My craving for the community is a yearning that takes courage to fill. I am part of some wonderful communities like the contact dance community in Toronto, but I want more. I crave a sense of my tribe in my day-to-day existence. I want to find the courage to create community wherever I go, whether it’s a mom who needs help or a bored jury selection panel. I need to reach out past that invisible line of “my world” and “your world” and see what happens.
I am halfway through reading “The Loss That Is Forever: The Lifelong Impact of the Early Death of a Mother or Father” by Maxine Harris.
In the book, Harris describes the custom of having professional mourners at funerals.

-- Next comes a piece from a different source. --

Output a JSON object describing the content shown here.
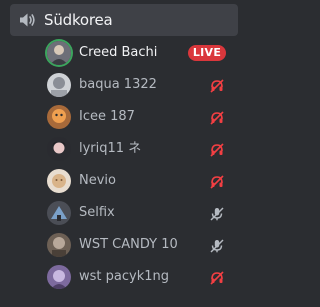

She explains how many cultures believe that crying and weeping and feeling one’s pain is a fundamental step in the grieving process. So much so that at funerals, the grieving family and friends are joined by a group of professional mourners whose sole responsibility is to make sure that family members feel their feelings. When a professional mourner sees a family member trying to supress their emotions, they move closer to them and start wailing and saying phrases they think the family member is thinking, such as “I am angry that you left me”. This inevitably draws the family member back to the experience of their emotions and helps them avoid the devastating numbness that can occur if they fail to grieve in an embodied manner.

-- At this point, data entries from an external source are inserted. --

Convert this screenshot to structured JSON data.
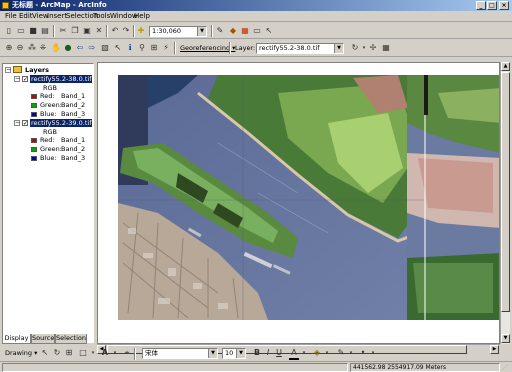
{
  "window": {
    "title": "无标题 - ArcMap - ArcInfo"
  },
  "menu": {
    "items": [
      "File",
      "Edit",
      "View",
      "Insert",
      "Selection",
      "Tools",
      "Window",
      "Help"
    ]
  },
  "standard_toolbar": {
    "scale_value": "1:30,060"
  },
  "georef_toolbar": {
    "georeferencing_label": "Georeferencing ▾",
    "layer_label": "Layer:",
    "layer_value": "rectify55.2-38.0.tif"
  },
  "toc": {
    "root_label": "Layers",
    "layers": [
      {
        "name": "rectify55.2-38.0.tif",
        "render": "RGB",
        "bands": [
          {
            "label": "Red:",
            "band": "Band_1",
            "color": "#cc0000"
          },
          {
            "label": "Green:",
            "band": "Band_2",
            "color": "#00aa00"
          },
          {
            "label": "Blue:",
            "band": "Band_3",
            "color": "#0000cc"
          }
        ]
      },
      {
        "name": "rectify55.2-39.0.tif",
        "render": "RGB",
        "bands": [
          {
            "label": "Red:",
            "band": "Band_1",
            "color": "#cc0000"
          },
          {
            "label": "Green:",
            "band": "Band_2",
            "color": "#00aa00"
          },
          {
            "label": "Blue:",
            "band": "Band_3",
            "color": "#0000cc"
          }
        ]
      }
    ],
    "tabs": [
      "Display",
      "Source",
      "Selection"
    ]
  },
  "draw_toolbar": {
    "drawing_label": "Drawing ▾",
    "font_name": "宋体",
    "font_size": "10"
  },
  "status": {
    "coords": "441562.98  2554917.09 Meters"
  }
}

In Expressive Arts Therapy, the beat of a drum, the sweep of a paint brush or the ecstatic dance are the “wail” of a professional mourner calling someone home to themselves.
As a parents, we can also be professional mourners by giving our children space to experience their emotions.
On the weekend, my son and I were at a play centre in which the kids put on construction outfits and were building a house with foam bricks and shingles. My three year old tripped over another mother’s foot and starting wailing for me, “Mama….Mama”, with big tears in his eyes. He was grieving his own vulnerability and grieving the fact that I was not within arm’s reach. The mother who had accidently tripped him picked my son up and said, “Stop crying. Construction workers don’t cry”.
I was sad that someone would so quickly dismiss my son’s need to cry. The experience made me think about how important it is for me to be a professional mourner for my son—to give him space and encouragement to feel his feelings in the face of a world that so often will tell him that men do not cry.
Harris, M. (1996). The Loss That Is Forever: The Lifelong Impact of the Early Death of a Mother or Father. Plume/Penguin Group, NY, NY.
Here is my three-year-old’s and my adventure in visual art today. I did the tree. We did the man picking apples together and the bear monster behind the man is totally his. I gather from how my son described the monster was that the monster protects the man and keeps him safe – so something of a talisman.